It’s being called a medical breakthrough and rightfully so. Each year 10.9 % of women ages 15 to 44 are diagnosed with infertility and 7.4 million women use infertility services each year. One percent of those patient have Premature Ovarian Failure (POF), a condition where the ovaries fail to produce eggs earlier than age 40.
In a story that began in the Congo and ended in Belgium, a 11 year old child had sickle cell anemia emigrated to Belgium where they gave her a bone marrow transplant which is used in some countries to cure the disease. Part of the procedure involved using chemotherapy to disable her immune system which had the potential of making her permanently sterile because her ovaries would not be able to function.
At the age of 13, her doctors removed her right ovary and saved its tissue fragments in an attempt to preserve her ability to have children. Unfortunately during the bone marrow transplant, the patient’s left ovary was damaged which meant she could not have children.

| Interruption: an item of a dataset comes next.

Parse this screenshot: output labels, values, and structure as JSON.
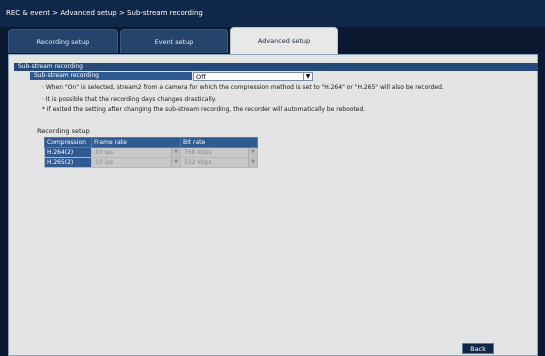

Ten years later, the patient wanted to conceive so her doctors thawed the ovarian frozen tissue taken 10 years earlier and then transplanted it into her body. The tissue responded to the woman’s hormone and she began menstruating 5 months later. Miraculously, the patient became pregnant and delivered a healthy baby boy who weighed 6.9 pounds. The woman’s transplanted ovary continues to function and it is assumed that she can have more children in the future. This accomplishment has changed the landscape of infertility treatment for patients with premature ovarian failure and more research is anticipated because this patient began puberty before her ovary was removed. It is still not known whether the same level of success could occur in women who had not yet reached puberty.
If you had premature ovarian failure, would you consider having this procedure? Please share your thoughts.